▸ **TASK GOAL**
Wherever a line holds the word "Obrábění", copy that line from the data.

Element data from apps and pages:
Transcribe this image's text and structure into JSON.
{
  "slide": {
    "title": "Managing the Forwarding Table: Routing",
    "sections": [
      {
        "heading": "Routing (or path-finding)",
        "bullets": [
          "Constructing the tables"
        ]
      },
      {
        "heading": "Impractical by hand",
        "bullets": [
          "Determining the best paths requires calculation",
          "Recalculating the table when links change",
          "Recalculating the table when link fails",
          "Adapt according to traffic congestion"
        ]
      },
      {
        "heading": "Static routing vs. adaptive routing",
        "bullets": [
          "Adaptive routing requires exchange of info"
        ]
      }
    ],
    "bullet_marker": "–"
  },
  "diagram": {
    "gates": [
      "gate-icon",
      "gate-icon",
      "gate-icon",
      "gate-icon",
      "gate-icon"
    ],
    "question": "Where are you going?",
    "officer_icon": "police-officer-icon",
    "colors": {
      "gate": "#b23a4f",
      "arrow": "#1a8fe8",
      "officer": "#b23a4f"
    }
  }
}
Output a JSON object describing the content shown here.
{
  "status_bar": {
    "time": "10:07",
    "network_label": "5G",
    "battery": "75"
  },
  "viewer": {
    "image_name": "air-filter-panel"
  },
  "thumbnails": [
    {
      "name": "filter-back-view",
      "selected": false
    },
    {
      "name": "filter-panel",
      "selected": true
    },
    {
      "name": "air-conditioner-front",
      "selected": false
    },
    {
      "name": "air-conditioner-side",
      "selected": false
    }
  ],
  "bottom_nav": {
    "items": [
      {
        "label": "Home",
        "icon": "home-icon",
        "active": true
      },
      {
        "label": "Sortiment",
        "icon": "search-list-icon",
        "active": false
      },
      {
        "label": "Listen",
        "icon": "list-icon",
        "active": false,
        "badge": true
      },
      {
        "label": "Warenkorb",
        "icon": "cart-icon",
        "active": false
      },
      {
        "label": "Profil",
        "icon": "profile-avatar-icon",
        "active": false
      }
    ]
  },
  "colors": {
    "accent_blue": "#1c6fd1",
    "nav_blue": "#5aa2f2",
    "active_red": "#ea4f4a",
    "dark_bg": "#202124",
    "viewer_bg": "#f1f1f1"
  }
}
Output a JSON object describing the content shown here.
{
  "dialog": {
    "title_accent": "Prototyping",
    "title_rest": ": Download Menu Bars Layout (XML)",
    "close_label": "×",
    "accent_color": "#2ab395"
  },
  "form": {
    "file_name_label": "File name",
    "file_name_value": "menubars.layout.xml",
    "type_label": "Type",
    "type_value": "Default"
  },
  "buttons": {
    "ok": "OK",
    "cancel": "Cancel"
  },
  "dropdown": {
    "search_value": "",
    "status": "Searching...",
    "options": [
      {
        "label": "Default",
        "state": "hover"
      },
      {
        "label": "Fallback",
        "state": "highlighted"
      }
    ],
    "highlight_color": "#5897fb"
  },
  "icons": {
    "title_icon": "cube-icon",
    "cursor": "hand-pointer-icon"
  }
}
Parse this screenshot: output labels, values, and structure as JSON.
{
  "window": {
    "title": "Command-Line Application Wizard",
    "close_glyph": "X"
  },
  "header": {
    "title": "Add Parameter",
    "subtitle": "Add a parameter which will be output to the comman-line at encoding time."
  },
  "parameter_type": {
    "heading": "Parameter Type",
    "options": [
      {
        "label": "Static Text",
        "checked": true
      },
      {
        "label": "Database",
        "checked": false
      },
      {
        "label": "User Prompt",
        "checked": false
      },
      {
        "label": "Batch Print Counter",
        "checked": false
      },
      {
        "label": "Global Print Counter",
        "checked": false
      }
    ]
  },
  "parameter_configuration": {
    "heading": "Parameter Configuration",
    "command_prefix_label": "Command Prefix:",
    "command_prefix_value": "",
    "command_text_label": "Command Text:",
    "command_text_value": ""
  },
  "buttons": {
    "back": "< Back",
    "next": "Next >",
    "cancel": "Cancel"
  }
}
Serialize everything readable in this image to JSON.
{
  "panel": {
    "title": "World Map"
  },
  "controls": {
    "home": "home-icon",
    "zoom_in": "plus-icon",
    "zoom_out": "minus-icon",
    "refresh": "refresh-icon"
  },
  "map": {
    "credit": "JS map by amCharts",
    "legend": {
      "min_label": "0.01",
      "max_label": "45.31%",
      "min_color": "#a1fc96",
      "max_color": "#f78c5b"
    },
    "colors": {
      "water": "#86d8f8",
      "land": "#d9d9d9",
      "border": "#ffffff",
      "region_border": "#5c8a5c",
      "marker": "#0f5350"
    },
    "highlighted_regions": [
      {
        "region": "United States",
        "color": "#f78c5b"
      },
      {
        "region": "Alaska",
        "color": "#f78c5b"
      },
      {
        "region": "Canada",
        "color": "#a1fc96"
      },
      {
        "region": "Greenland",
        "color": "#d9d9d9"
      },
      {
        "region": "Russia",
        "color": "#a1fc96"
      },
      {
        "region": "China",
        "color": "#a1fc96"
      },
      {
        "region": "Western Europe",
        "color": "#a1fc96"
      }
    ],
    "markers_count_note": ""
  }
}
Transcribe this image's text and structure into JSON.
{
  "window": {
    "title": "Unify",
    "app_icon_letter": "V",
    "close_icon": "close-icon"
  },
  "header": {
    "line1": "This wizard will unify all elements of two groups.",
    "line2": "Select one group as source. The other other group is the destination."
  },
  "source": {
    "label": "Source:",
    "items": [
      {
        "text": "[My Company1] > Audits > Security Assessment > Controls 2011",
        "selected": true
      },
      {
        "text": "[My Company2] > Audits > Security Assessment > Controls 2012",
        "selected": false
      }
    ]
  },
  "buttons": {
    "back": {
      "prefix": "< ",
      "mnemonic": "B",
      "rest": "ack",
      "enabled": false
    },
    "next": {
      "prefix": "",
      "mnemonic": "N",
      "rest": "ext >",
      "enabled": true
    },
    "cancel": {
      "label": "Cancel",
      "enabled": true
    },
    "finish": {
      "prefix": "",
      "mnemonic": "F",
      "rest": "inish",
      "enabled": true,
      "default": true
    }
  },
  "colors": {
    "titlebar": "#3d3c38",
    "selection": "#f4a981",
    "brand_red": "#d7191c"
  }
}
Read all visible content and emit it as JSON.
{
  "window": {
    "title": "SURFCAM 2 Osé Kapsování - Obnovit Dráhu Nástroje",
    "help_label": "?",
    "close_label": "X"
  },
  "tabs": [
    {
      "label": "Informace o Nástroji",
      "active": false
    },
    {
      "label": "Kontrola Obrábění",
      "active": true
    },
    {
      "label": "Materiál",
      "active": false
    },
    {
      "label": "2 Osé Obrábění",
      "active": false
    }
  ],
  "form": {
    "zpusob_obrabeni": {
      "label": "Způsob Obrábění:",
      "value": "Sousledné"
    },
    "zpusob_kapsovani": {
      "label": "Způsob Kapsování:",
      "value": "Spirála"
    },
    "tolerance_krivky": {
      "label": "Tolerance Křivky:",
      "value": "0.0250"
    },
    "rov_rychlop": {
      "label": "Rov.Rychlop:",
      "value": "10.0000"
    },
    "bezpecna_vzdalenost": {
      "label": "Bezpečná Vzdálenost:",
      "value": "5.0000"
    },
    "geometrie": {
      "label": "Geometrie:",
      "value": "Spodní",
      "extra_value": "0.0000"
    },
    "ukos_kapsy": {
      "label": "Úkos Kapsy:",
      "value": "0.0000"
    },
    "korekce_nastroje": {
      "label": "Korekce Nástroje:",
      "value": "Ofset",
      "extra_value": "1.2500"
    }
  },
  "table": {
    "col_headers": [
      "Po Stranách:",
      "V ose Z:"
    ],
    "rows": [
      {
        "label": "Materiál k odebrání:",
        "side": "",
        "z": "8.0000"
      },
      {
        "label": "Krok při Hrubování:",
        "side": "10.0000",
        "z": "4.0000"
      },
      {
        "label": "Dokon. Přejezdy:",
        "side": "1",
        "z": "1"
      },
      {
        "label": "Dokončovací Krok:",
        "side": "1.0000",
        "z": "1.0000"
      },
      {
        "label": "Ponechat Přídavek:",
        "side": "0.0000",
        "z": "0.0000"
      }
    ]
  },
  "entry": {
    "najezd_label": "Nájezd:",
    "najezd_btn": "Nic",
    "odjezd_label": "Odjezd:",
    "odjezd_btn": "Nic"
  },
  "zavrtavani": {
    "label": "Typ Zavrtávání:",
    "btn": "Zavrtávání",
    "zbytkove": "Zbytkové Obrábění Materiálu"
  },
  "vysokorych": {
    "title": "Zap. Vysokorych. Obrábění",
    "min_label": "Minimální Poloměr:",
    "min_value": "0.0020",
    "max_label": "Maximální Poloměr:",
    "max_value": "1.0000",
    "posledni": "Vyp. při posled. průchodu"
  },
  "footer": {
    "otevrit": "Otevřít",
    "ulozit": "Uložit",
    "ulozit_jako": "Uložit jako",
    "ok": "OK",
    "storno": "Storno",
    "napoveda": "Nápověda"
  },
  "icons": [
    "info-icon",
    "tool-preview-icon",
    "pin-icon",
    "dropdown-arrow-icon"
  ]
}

▸ **RESPONSE TO THIS TASK**
      "label": "Kontrola Obrábění",
      "label": "2 Osé Obrábění",
      "label": "Způsob Obrábění:",
    "zbytkove": "Zbytkové Obrábění Materiálu"
    "title": "Zap. Vysokorych. Obrábění",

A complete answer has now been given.